Start of GIVEN DATA
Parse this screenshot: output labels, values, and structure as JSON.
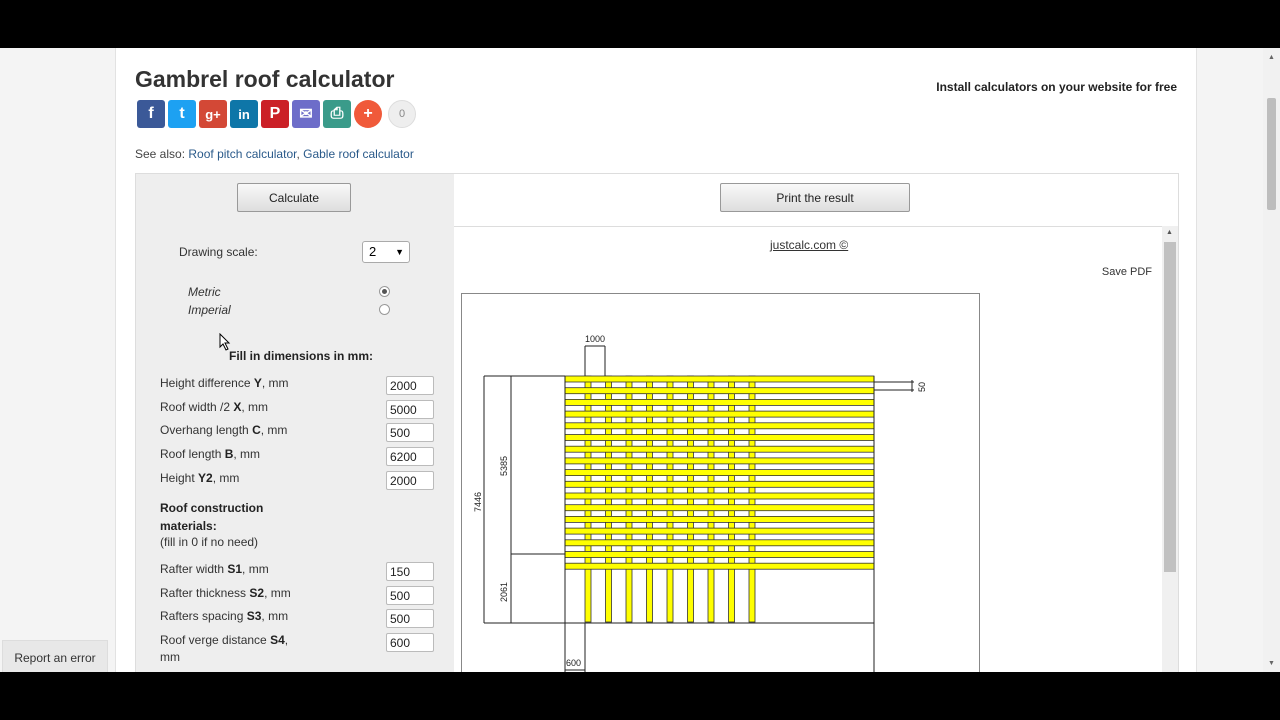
{
  "title": "Gambrel roof calculator",
  "install_link": "Install calculators on your website for free",
  "share": {
    "buttons": [
      {
        "name": "facebook-icon",
        "glyph": "f",
        "color": "#3b5998"
      },
      {
        "name": "twitter-icon",
        "glyph": "t",
        "color": "#1da1f2"
      },
      {
        "name": "googleplus-icon",
        "glyph": "g+",
        "color": "#d34836"
      },
      {
        "name": "linkedin-icon",
        "glyph": "in",
        "color": "#0e76a8"
      },
      {
        "name": "pinterest-icon",
        "glyph": "P",
        "color": "#cb2027"
      },
      {
        "name": "email-icon",
        "glyph": "✉",
        "color": "#6d6dc9"
      },
      {
        "name": "print-icon",
        "glyph": "⎙",
        "color": "#3a9b8a"
      },
      {
        "name": "more-icon",
        "glyph": "+",
        "color": "#f05a3a"
      }
    ],
    "count": "0"
  },
  "see_also": {
    "prefix": "See also:",
    "links": [
      "Roof pitch calculator",
      "Gable roof calculator"
    ],
    "sep": ", "
  },
  "calculate_button": "Calculate",
  "print_button": "Print the result",
  "drawing_scale": {
    "label": "Drawing scale:",
    "value": "2"
  },
  "units": {
    "options": [
      "Metric",
      "Imperial"
    ],
    "selected": "Metric"
  },
  "fill_heading": "Fill in dimensions in mm:",
  "fields": [
    {
      "pre": "Height difference ",
      "sym": "Y",
      "post": ", mm",
      "value": "2000"
    },
    {
      "pre": "Roof width /2 ",
      "sym": "X",
      "post": ", mm",
      "value": "5000"
    },
    {
      "pre": "Overhang length ",
      "sym": "C",
      "post": ", mm",
      "value": "500"
    },
    {
      "pre": "Roof length ",
      "sym": "B",
      "post": ", mm",
      "value": "6200"
    },
    {
      "pre": "Height ",
      "sym": "Y2",
      "post": ", mm",
      "value": "2000"
    }
  ],
  "materials": {
    "heading": "Roof construction materials:",
    "note": "(fill in 0 if no need)"
  },
  "material_fields": [
    {
      "pre": "Rafter width ",
      "sym": "S1",
      "post": ", mm",
      "value": "150"
    },
    {
      "pre": "Rafter thickness ",
      "sym": "S2",
      "post": ", mm",
      "value": "500"
    },
    {
      "pre": "Rafters spacing ",
      "sym": "S3",
      "post": ", mm",
      "value": "500"
    },
    {
      "pre": "Roof verge distance ",
      "sym": "S4",
      "post": ",",
      "post2": "mm",
      "value": "600"
    }
  ],
  "site_link": "justcalc.com ©",
  "save_pdf": "Save PDF",
  "drawing": {
    "dims": [
      "1000",
      "50",
      "5385",
      "7446",
      "2061",
      "600"
    ]
  },
  "report": "Report an error"
}
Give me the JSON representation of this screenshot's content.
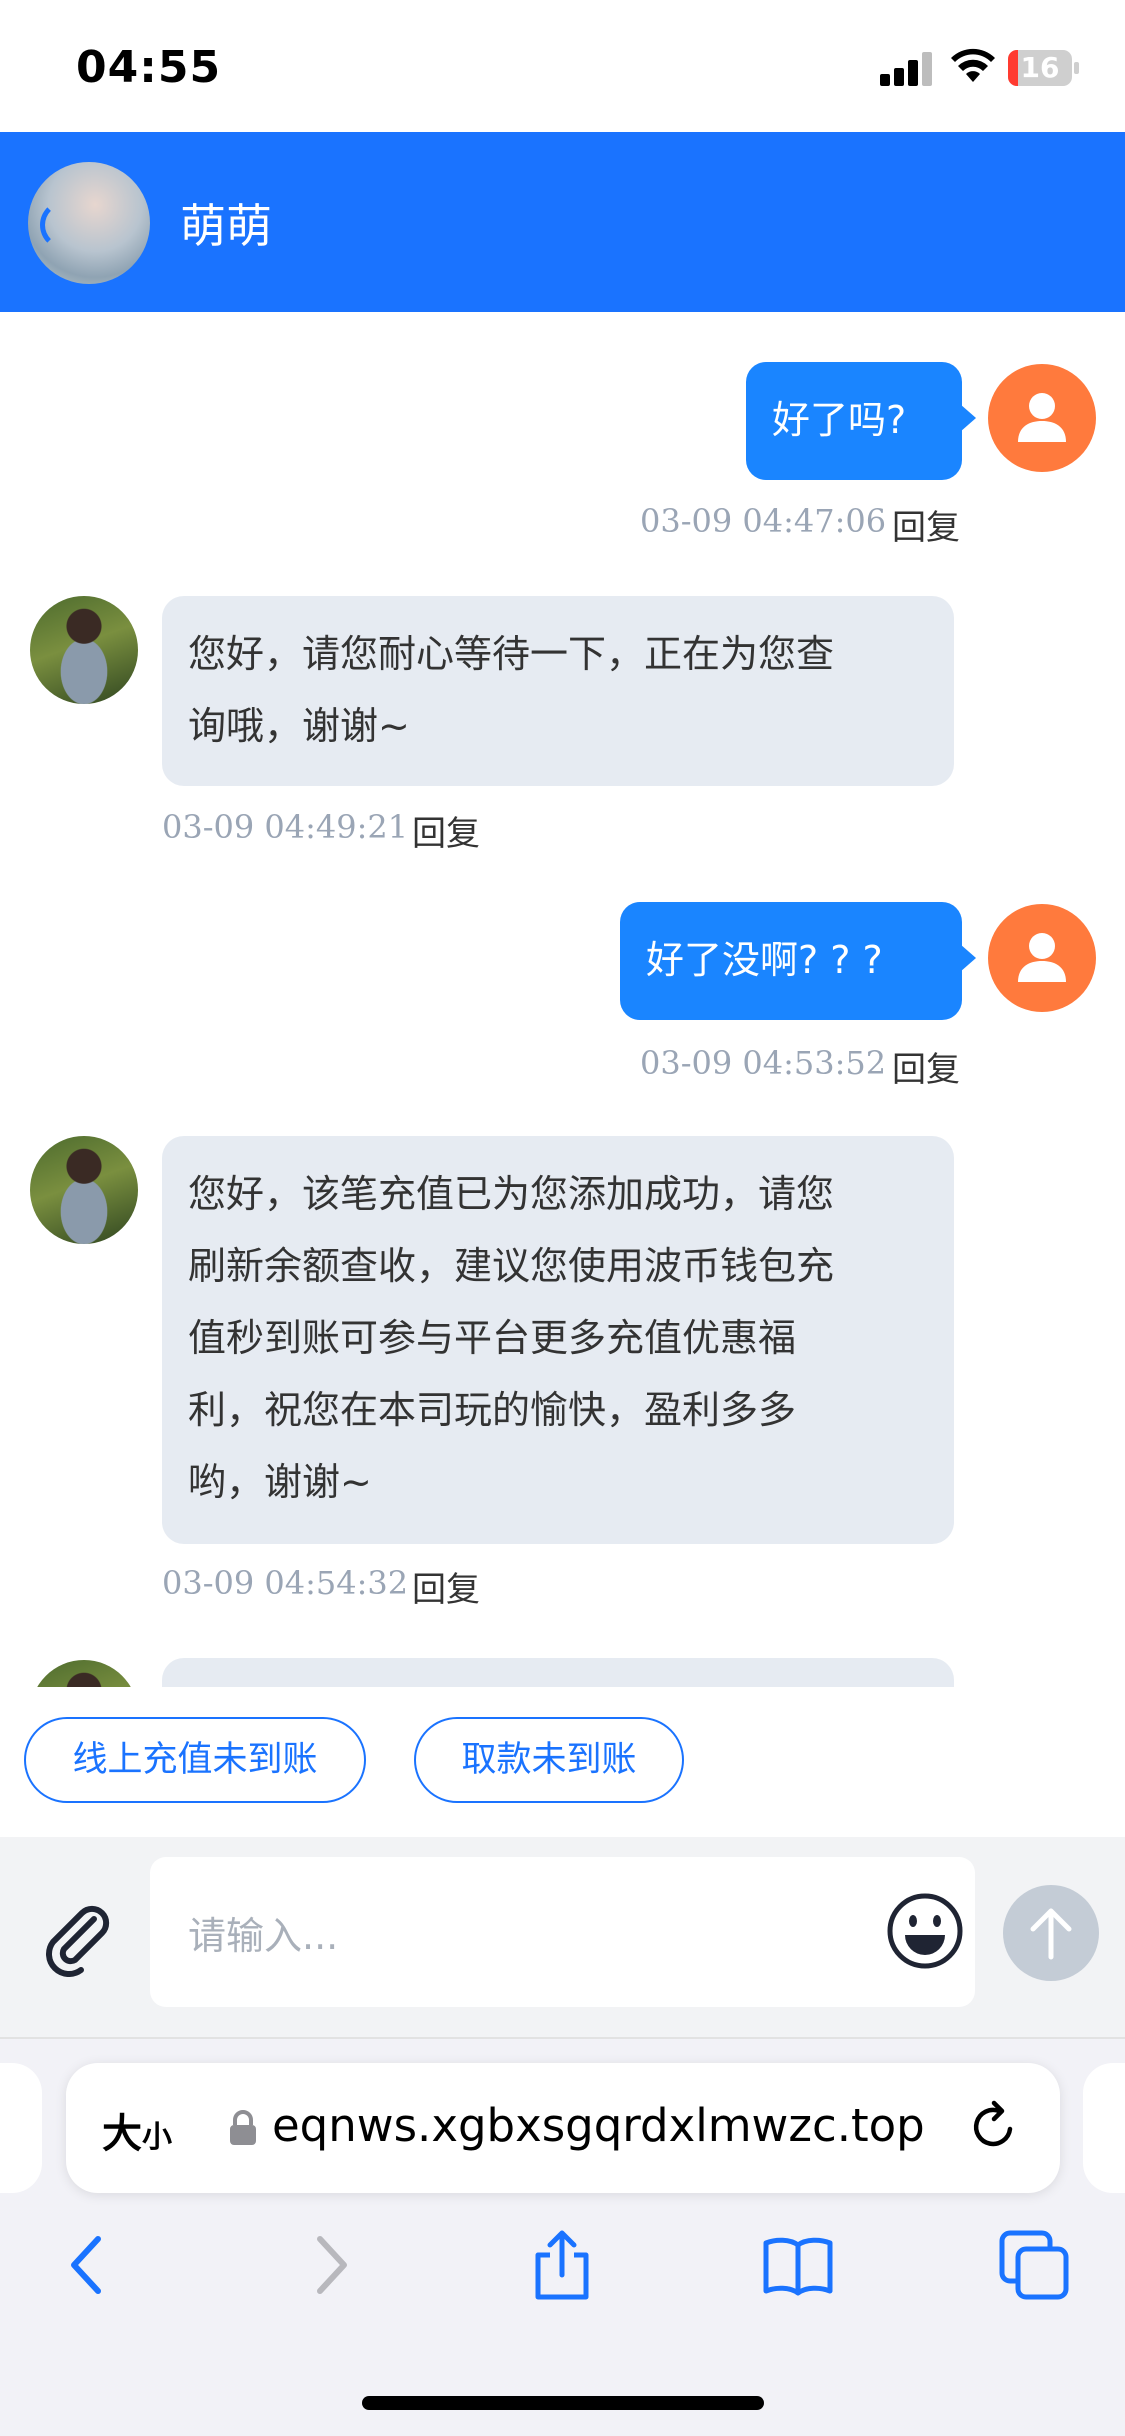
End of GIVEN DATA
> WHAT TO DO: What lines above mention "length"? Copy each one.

> ANSWER BELOW:
      "pre": "Overhang length ",
      "pre": "Roof length ",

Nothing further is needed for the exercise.